** Opening Data to use block **

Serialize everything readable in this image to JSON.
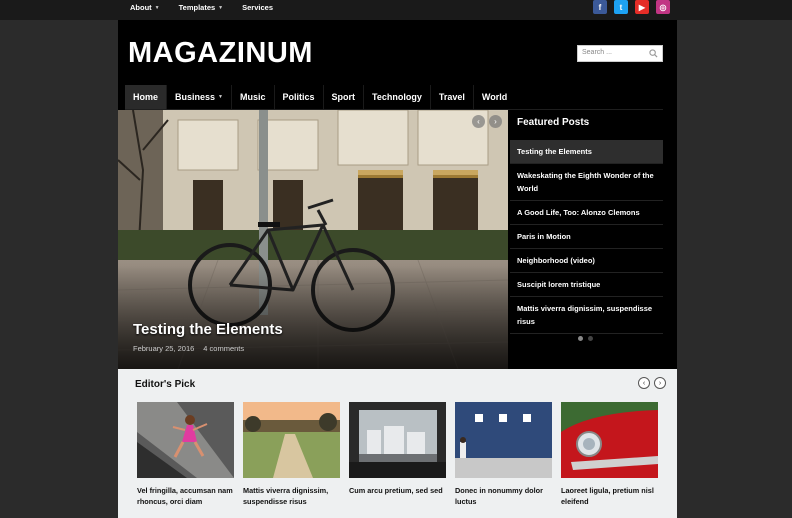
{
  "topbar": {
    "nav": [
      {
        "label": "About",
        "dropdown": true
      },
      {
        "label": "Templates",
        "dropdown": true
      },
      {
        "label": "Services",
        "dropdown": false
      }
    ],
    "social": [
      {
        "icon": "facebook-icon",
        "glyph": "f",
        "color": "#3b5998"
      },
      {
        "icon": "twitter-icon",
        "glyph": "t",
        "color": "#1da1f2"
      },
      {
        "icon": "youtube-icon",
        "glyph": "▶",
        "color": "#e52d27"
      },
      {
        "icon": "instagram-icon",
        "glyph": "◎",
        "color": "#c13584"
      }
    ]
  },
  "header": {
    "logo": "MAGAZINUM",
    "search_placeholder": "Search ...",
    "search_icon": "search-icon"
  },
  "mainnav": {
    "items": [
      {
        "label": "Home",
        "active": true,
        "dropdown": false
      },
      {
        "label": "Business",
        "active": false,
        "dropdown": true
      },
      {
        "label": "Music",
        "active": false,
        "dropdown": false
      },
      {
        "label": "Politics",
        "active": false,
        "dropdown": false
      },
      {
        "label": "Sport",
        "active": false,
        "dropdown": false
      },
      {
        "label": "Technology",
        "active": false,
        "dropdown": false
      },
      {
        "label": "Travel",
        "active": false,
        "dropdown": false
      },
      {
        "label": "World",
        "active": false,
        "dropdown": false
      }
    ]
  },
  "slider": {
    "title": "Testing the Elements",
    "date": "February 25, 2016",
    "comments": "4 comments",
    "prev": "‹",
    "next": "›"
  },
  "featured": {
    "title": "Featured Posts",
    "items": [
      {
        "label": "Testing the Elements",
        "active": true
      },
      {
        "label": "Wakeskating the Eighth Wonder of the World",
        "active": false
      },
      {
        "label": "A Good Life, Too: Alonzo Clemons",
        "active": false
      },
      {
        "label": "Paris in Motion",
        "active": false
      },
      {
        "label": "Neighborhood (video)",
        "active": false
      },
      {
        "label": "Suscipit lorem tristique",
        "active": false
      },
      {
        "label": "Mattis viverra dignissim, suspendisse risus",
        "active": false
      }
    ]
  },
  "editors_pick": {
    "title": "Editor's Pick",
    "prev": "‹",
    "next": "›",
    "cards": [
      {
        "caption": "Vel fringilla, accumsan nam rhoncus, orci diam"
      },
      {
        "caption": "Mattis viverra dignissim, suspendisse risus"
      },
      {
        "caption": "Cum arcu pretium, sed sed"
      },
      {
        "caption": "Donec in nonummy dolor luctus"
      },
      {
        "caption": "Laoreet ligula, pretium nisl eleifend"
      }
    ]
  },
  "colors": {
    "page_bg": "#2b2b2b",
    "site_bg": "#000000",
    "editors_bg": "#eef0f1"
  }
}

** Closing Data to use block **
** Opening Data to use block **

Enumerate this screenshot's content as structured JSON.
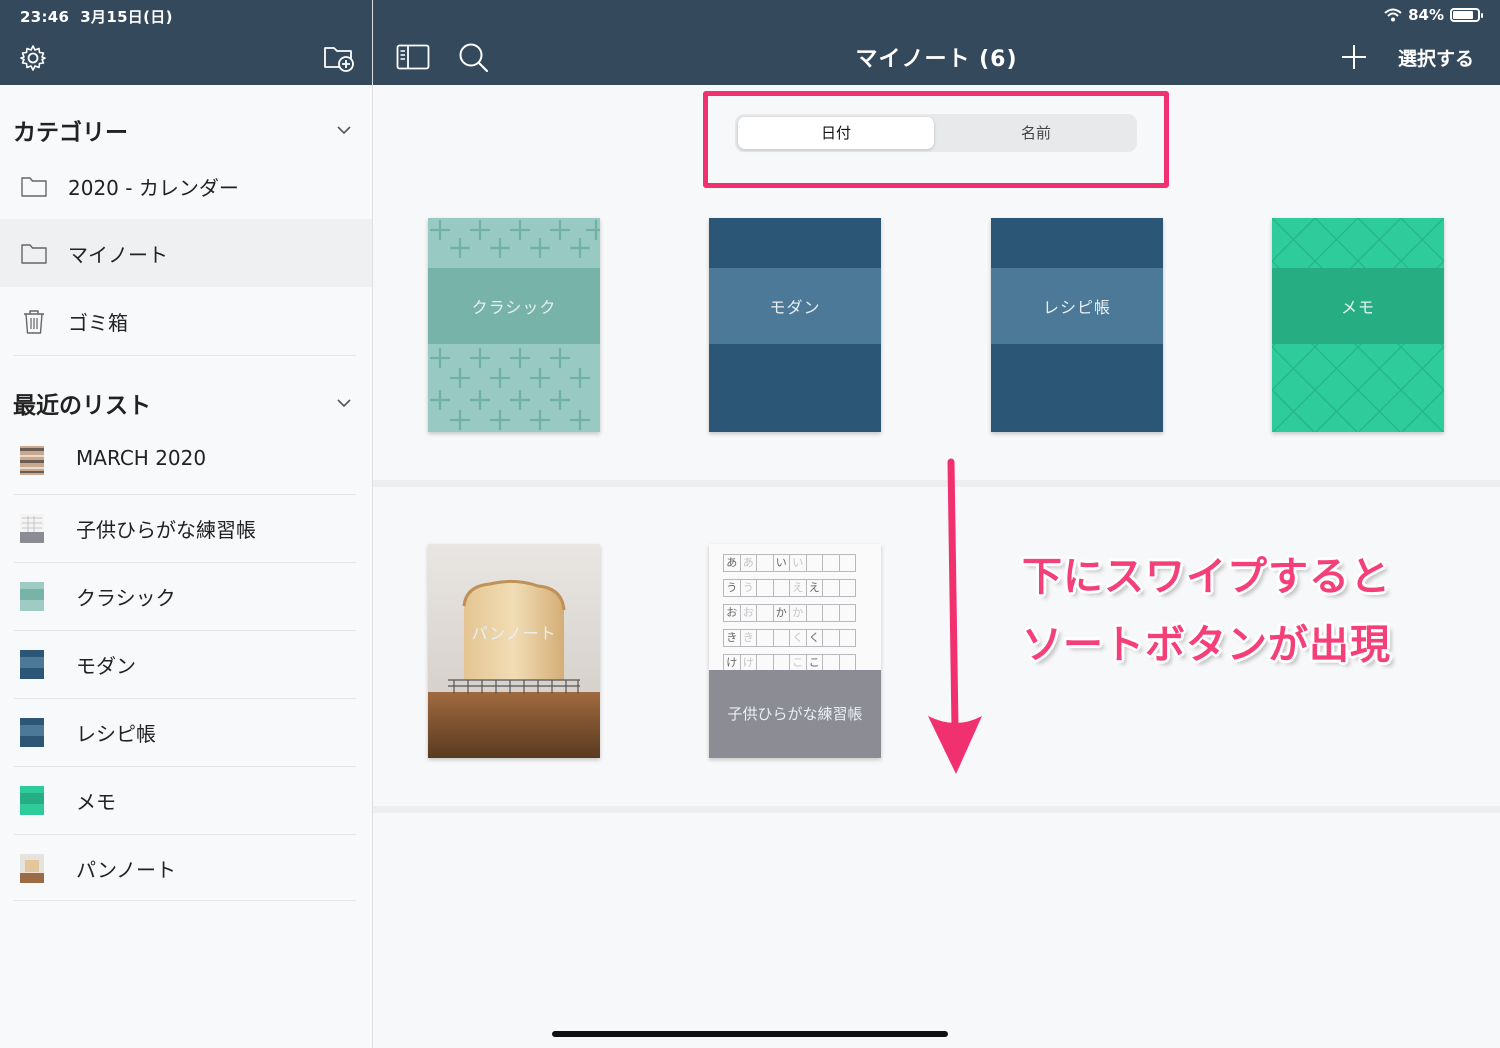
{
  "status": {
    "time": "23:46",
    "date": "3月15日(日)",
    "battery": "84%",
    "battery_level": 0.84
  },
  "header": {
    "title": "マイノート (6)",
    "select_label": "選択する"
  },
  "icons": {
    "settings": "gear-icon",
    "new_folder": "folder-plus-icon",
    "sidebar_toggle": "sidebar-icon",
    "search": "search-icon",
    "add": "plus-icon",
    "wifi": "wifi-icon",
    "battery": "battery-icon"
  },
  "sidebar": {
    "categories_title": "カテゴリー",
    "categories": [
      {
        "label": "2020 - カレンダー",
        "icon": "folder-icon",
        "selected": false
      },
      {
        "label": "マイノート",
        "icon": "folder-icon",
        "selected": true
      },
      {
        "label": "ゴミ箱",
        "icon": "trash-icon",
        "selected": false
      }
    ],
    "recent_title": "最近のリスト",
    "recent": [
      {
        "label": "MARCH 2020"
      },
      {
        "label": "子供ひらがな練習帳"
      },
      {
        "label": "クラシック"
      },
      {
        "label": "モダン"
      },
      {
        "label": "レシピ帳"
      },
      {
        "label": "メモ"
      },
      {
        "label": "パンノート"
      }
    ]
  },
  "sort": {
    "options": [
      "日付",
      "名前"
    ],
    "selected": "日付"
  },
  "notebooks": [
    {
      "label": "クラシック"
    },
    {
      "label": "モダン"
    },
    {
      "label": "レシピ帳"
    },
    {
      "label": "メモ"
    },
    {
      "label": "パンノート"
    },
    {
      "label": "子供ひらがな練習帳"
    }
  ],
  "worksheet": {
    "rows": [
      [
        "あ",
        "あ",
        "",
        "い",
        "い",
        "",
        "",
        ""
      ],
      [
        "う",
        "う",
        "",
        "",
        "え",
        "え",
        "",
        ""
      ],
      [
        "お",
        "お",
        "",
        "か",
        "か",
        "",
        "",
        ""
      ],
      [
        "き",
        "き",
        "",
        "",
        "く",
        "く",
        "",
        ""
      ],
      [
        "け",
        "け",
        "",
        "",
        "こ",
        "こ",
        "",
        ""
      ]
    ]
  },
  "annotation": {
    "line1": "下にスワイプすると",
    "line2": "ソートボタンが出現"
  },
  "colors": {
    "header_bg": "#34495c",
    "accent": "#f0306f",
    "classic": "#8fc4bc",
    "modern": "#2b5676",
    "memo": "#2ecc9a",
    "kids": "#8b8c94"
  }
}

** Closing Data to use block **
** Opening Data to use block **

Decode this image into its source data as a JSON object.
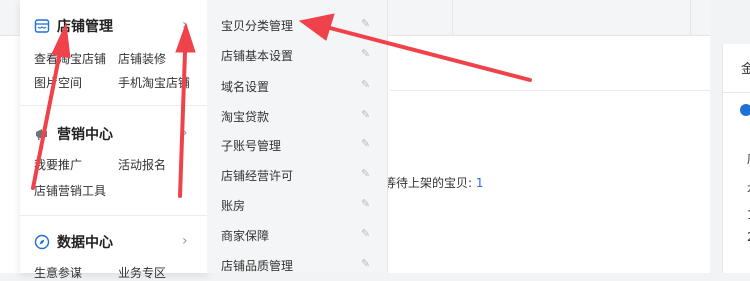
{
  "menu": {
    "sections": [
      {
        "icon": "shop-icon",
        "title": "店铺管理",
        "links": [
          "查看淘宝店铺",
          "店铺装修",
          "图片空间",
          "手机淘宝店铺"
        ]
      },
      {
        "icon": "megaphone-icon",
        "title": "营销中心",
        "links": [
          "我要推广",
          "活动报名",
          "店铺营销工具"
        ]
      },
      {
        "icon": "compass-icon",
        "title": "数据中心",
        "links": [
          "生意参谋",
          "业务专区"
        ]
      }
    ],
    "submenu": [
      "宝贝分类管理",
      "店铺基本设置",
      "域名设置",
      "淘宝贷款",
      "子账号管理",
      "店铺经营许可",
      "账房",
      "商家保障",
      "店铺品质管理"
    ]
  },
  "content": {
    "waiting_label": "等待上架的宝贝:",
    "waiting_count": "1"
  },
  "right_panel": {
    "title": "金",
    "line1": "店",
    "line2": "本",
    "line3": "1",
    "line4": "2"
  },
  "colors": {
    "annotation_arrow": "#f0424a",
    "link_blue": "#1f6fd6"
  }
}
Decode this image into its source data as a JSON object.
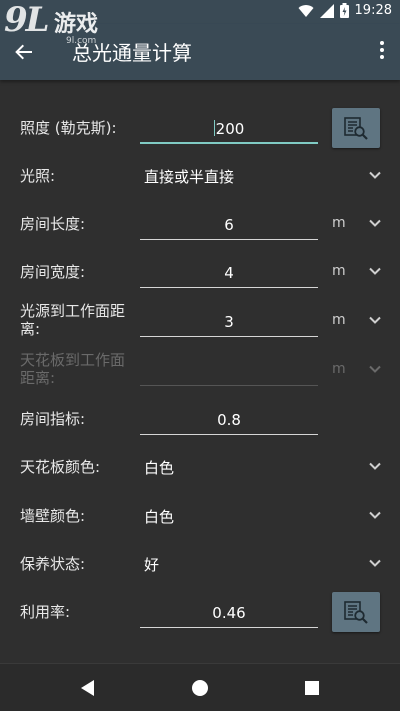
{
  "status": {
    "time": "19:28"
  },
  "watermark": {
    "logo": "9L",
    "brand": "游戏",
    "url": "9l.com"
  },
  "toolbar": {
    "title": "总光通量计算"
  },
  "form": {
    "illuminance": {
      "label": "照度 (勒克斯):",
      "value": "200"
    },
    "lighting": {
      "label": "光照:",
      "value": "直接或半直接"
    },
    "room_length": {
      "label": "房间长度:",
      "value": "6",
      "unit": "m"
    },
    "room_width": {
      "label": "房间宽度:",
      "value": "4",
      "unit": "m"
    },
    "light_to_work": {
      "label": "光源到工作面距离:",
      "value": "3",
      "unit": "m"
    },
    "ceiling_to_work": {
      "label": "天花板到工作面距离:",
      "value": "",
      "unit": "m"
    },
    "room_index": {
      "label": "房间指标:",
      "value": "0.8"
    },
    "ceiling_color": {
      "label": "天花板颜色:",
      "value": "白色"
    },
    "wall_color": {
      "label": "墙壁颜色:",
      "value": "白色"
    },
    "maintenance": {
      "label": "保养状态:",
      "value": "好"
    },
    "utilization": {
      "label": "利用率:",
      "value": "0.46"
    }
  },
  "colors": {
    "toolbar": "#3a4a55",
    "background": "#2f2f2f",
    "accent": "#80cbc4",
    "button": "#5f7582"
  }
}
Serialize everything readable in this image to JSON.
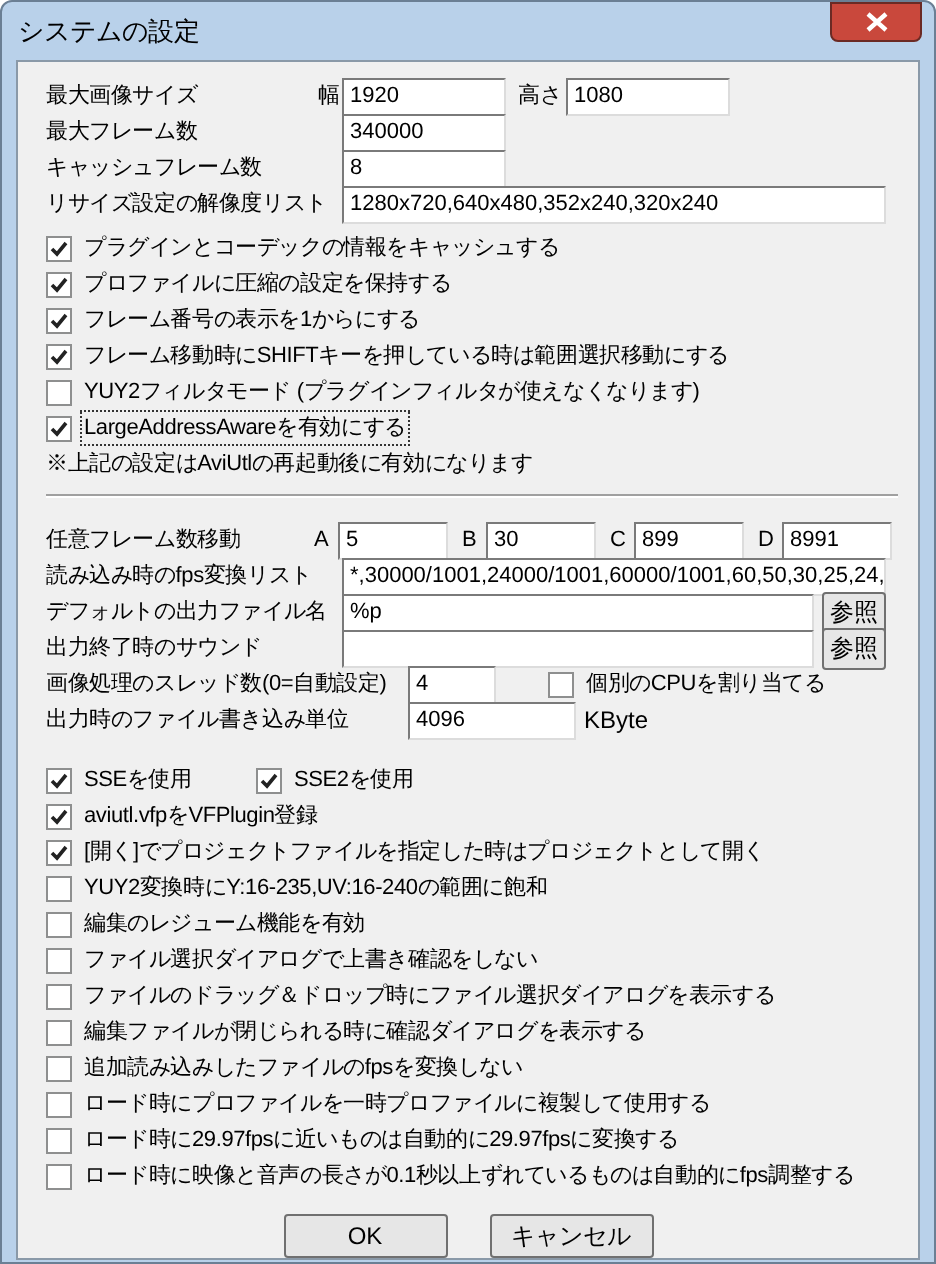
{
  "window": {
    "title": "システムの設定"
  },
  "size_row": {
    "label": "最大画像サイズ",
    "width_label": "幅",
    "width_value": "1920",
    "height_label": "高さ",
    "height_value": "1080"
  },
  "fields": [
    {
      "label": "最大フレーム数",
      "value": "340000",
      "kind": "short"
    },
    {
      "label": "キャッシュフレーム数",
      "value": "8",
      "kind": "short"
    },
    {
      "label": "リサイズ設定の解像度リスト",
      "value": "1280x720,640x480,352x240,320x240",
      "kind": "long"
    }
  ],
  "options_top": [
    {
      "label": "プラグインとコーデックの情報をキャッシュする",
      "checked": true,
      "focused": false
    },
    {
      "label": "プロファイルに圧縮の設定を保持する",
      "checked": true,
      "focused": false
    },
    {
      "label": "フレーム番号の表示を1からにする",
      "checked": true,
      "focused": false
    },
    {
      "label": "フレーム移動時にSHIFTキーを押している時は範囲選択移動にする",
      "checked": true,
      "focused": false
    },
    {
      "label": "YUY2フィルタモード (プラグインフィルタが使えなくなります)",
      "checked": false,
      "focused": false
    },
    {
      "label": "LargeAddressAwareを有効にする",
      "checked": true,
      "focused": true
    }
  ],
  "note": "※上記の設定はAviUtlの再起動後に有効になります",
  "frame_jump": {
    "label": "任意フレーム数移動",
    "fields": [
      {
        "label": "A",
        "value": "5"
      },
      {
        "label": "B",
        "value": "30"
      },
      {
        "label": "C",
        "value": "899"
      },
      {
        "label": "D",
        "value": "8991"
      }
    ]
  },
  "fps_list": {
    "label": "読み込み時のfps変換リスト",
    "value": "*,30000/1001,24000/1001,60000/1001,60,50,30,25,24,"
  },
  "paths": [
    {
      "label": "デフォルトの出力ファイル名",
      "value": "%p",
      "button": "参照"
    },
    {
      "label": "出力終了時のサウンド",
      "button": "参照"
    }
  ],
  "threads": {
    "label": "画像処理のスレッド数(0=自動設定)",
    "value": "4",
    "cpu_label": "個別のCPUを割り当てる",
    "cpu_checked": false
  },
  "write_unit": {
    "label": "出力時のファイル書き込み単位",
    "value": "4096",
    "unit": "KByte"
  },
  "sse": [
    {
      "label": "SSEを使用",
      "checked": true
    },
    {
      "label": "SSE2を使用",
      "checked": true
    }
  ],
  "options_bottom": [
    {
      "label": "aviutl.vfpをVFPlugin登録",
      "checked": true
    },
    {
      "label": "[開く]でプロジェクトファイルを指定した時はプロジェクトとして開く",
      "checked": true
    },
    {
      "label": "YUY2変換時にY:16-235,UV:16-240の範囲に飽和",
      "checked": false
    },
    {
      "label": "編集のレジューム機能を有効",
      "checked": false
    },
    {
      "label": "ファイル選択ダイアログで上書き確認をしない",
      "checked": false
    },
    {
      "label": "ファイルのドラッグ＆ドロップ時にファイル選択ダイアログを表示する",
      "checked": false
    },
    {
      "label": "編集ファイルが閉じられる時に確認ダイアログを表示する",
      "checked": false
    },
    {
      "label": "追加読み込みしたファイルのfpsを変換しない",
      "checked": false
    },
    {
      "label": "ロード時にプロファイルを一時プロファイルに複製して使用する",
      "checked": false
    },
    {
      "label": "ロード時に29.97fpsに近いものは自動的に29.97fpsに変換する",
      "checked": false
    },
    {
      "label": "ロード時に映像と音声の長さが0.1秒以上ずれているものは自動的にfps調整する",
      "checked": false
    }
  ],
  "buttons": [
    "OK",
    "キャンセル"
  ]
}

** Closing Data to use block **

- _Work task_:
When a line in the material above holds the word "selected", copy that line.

- _Task solution_:
        "selected": false
        "selected": true
        "selected": false
    "selected": "日付"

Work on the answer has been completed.